Things fall apart, people disappoint, hearts break, hope dies…we are left with the breaches, breaks, and torn seams. Now what? Where do we go from here?
Things don’t fix themselves, people don’t always change, hearts don’t heal well on their own and hope needs resurrected. So…
Once more into the breach
Once more unto the breach, dear friends, once more;
Or close the wall up with our English dead.
In peace there’s nothing so becomes a man
As modest stillness and humility;
But when the blast of war blows in our ears,
Then imitate the action of the tiger. . . .
‘Once more unto the breach, dear friends, once more’ – is from the ‘Cry God for Harry, England, and Saint George!’ speech of Shakespeare’s Henry V, Act III, 1598. The breach in question is the gap in the wall of the city of Harfleur, which the English army held under siege.

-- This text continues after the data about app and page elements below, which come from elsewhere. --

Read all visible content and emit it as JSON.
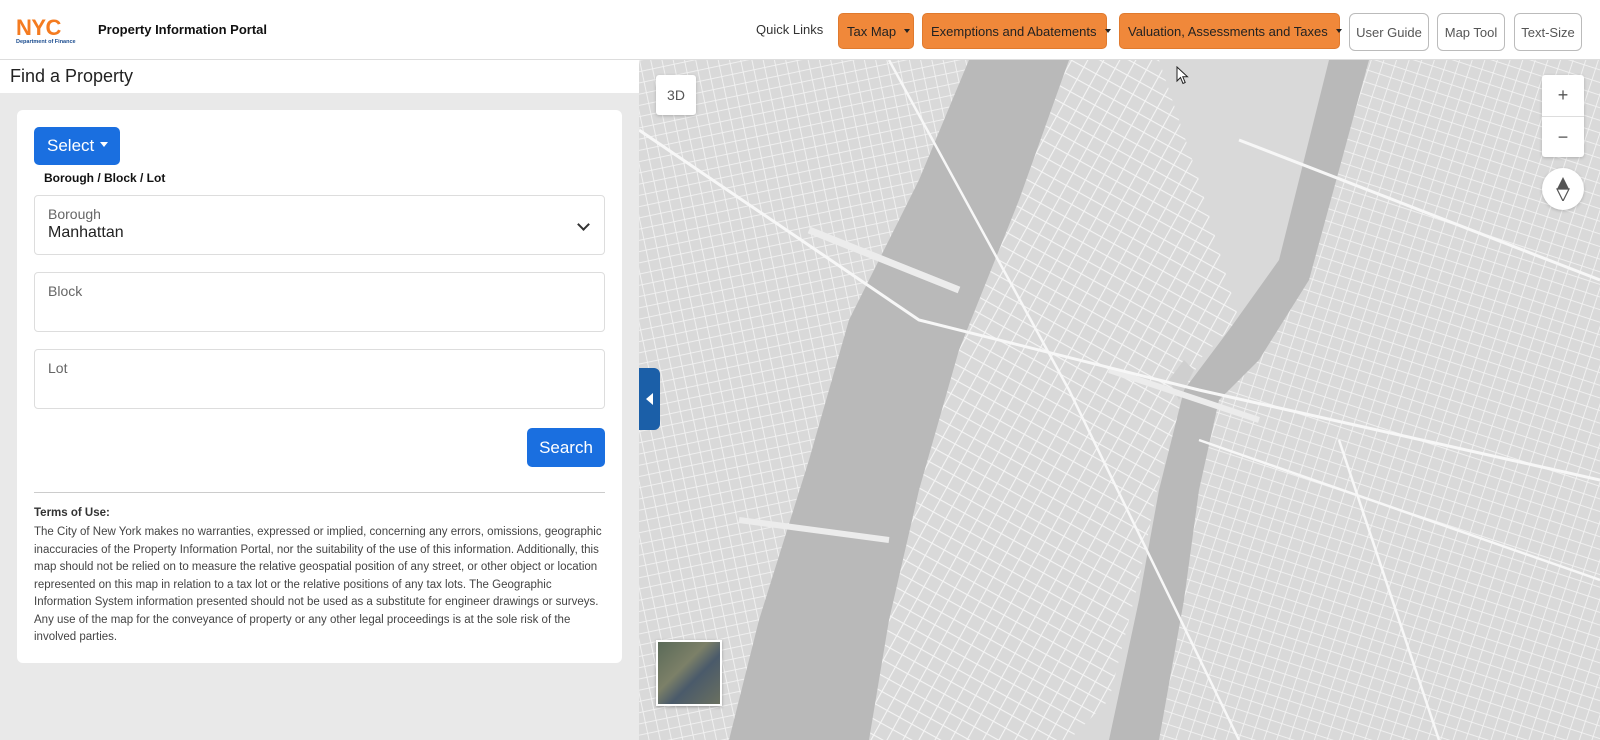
{
  "header": {
    "logo_nyc": "NYC",
    "logo_dept": "Department of Finance",
    "app_title": "Property Information Portal",
    "quick_links": "Quick Links",
    "menus": [
      {
        "label": "Tax Map"
      },
      {
        "label": "Exemptions and Abatements"
      },
      {
        "label": "Valuation, Assessments and Taxes"
      }
    ],
    "buttons": [
      {
        "label": "User Guide"
      },
      {
        "label": "Map Tool"
      },
      {
        "label": "Text-Size"
      }
    ]
  },
  "panel": {
    "title": "Find a Property",
    "select_label": "Select",
    "mode_label": "Borough / Block / Lot",
    "borough": {
      "label": "Borough",
      "value": "Manhattan"
    },
    "block": {
      "label": "Block",
      "value": ""
    },
    "lot": {
      "label": "Lot",
      "value": ""
    },
    "search_label": "Search",
    "terms_title": "Terms of Use:",
    "terms_body": "The City of New York makes no warranties, expressed or implied, concerning any errors, omissions, geographic inaccuracies of the Property Information Portal, nor the suitability of the use of this information. Additionally, this map should not be relied on to measure the relative geospatial position of any street, or other object or location represented on this map in relation to a tax lot or the relative positions of any tax lots. The Geographic Information System information presented should not be used as a substitute for engineer drawings or surveys. Any use of the map for the conveyance of property or any other legal proceedings is at the sole risk of the involved parties."
  },
  "map": {
    "view_3d_label": "3D",
    "zoom_in": "+",
    "zoom_out": "−"
  },
  "colors": {
    "accent_orange": "#f0883a",
    "primary_blue": "#1a6fe0",
    "collapse_blue": "#1b5fa8",
    "map_land": "#d9d9d9",
    "map_water": "#b8b8b8"
  }
}
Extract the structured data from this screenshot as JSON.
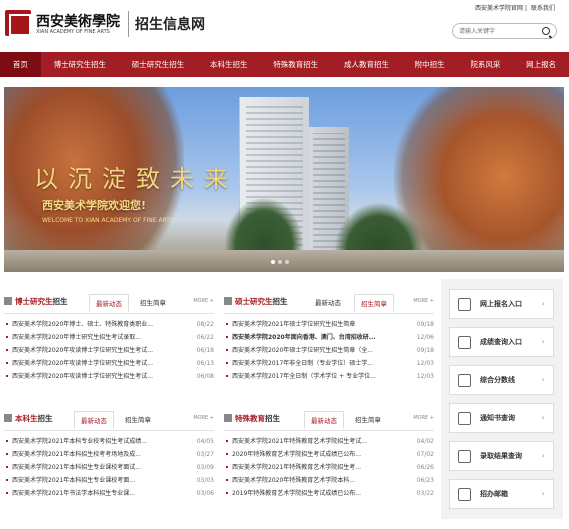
{
  "header": {
    "logo_name": "西安美術學院",
    "logo_en": "XIAN ACADEMY OF FINE ARTS",
    "site_title": "招生信息网",
    "top_links": [
      "西安美术学院官网",
      "联系我们"
    ],
    "search_placeholder": "请输入关键字"
  },
  "nav": [
    "首页",
    "博士研究生招生",
    "硕士研究生招生",
    "本科生招生",
    "特殊教育招生",
    "成人教育招生",
    "附中招生",
    "院系风采",
    "网上报名"
  ],
  "banner": {
    "slogan": "以沉淀致未来",
    "welcome": "西安美术学院欢迎您!",
    "welcome_en": "WELCOME TO XIAN ACADEMY OF FINE ARTS"
  },
  "panels": {
    "phd": {
      "title_red": "博士研究生",
      "title_rest": "招生",
      "tabs": [
        "最新动态",
        "招生简章"
      ],
      "more": "MORE +",
      "items": [
        {
          "t": "西安美术学院2020年博士、硕士、特殊教育类职业...",
          "d": "08/22"
        },
        {
          "t": "西安美术学院2020年博士研究生招生考试录取...",
          "d": "06/22"
        },
        {
          "t": "西安美术学院2020年攻读博士学位研究生招生考试...",
          "d": "06/18"
        },
        {
          "t": "西安美术学院2020年攻读博士学位研究生招生考试...",
          "d": "06/13"
        },
        {
          "t": "西安美术学院2020年攻读博士学位研究生招生考试...",
          "d": "06/08"
        }
      ]
    },
    "master": {
      "title_red": "硕士研究生",
      "title_rest": "招生",
      "tabs": [
        "最新动态",
        "招生简章"
      ],
      "more": "MORE +",
      "items": [
        {
          "t": "西安美术学院2021年硕士学位研究生招生简章",
          "d": "09/18"
        },
        {
          "t": "西安美术学院2020年面向香港、澳门、台湾招收研...",
          "d": "12/06"
        },
        {
          "t": "西安美术学院2020年硕士学位研究生招生简章（全...",
          "d": "09/18"
        },
        {
          "t": "西安美术学院2017年非全日制（专业学位）硕士学...",
          "d": "12/03"
        },
        {
          "t": "西安美术学院2017年全日制（学术学位 + 专业学位...",
          "d": "12/03"
        }
      ]
    },
    "undergrad": {
      "title_red": "本科生",
      "title_rest": "招生",
      "tabs": [
        "最新动态",
        "招生简章"
      ],
      "more": "MORE +",
      "items": [
        {
          "t": "西安美术学院2021年本科专业校考招生考试成绩...",
          "d": "04/05"
        },
        {
          "t": "西安美术学院2021年本科招生校考考场地及成...",
          "d": "03/27"
        },
        {
          "t": "西安美术学院2021年本科招生专业课校考面试...",
          "d": "03/09"
        },
        {
          "t": "西安美术学院2021年本科招生专业课校考面...",
          "d": "03/03"
        },
        {
          "t": "西安美术学院2021年书法学本科招生专业课...",
          "d": "03/06"
        }
      ]
    },
    "special": {
      "title_red": "特殊教育",
      "title_rest": "招生",
      "tabs": [
        "最新动态",
        "招生简章"
      ],
      "more": "MORE +",
      "items": [
        {
          "t": "西安美术学院2021年特殊教育艺术学院招生考试...",
          "d": "04/02"
        },
        {
          "t": "2020年特殊教育艺术学院招生考试成绩已公布...",
          "d": "07/02"
        },
        {
          "t": "西安美术学院2021年特殊教育艺术学院招生考...",
          "d": "06/26"
        },
        {
          "t": "西安美术学院2020年特殊教育艺术学院本科...",
          "d": "06/23"
        },
        {
          "t": "2019年特殊教育艺术学院招生考试成绩已公布...",
          "d": "03/22"
        }
      ]
    }
  },
  "sidebar": [
    "网上报名入口",
    "成绩查询入口",
    "综合分数线",
    "通知书查询",
    "录取结果查询",
    "招办邮箱"
  ]
}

Henry was encouraging his troops to attack the city again, even if they have to ‘close the wall with English dead’.
Quite the battle cry as we continue on our theme of intentional action with the thought of repairing the breach. We are going into the breach but what exactly is a breach?
What is a breach?
NOUN –1. an act of breaking or failing to observe a law, agreement, or code of conduct:“a breach of confidence”. 2. a gap in a wall, barrier, or defense, especially one made by an attacking army.
In our broader use of this word, we are talking about areas in our lives that have grown weak or weary with daily wear-and-tear or are broken down through some type of drama or trauma. Breaches that we have caused and breaches caused by others…
Repairing the Breach.
The repairing of a breach begins with one stitch.–HM
Ask yourself: Is there one thing that I can do differently?
Can I change my response/reaction?
Is there something/someone I need to let go of?
Is there something/someone I need to re-connect with?
In this remember, we can only change ourselves not another person and sometimes, not our situation–at least not right away…so “gird up your loins” and get ready to engage.
WARNING: Being intentional requires properly applied stubbornness.
Gird up your loins
Back in the days of the ancient Near East, both men and women wore flowing tunics. Around the tunic, they’d wear a belt or girdle. While tunics were comfortable and breezy, the hem of the tunic would often get in the way when a man was fighting or performing hard labor. So when ancient Hebrew men had to battle the Philistines, the men would lift the hem of their tunic up and tuck it into their girdle or tie it in a knot to keep it off the ground. The effect basically created a pair of shorts that provided more freedom of movement. Thus to tell someone to “gird up their loins” was to tell them to get ready for hard work or battle. It was the ancient way of saying “man up!”(or “woman up”)
The journey of a thousand miles begins with one step.–Lao Tzu
Where you are now is not where you must stay. The hurt, disappointment and fear doesn’t define you. We are being intentional and forward thinking.
Start where you are–with what you have.
Be stubborn. Be intentional. Gird up your loins.
Each morning, and as often as is necessary, look into a mirror and say to yourself…
Once more into the breach, dear friend, once more.
Heidi Mull, re-thinking, repairing , and girding (as needed).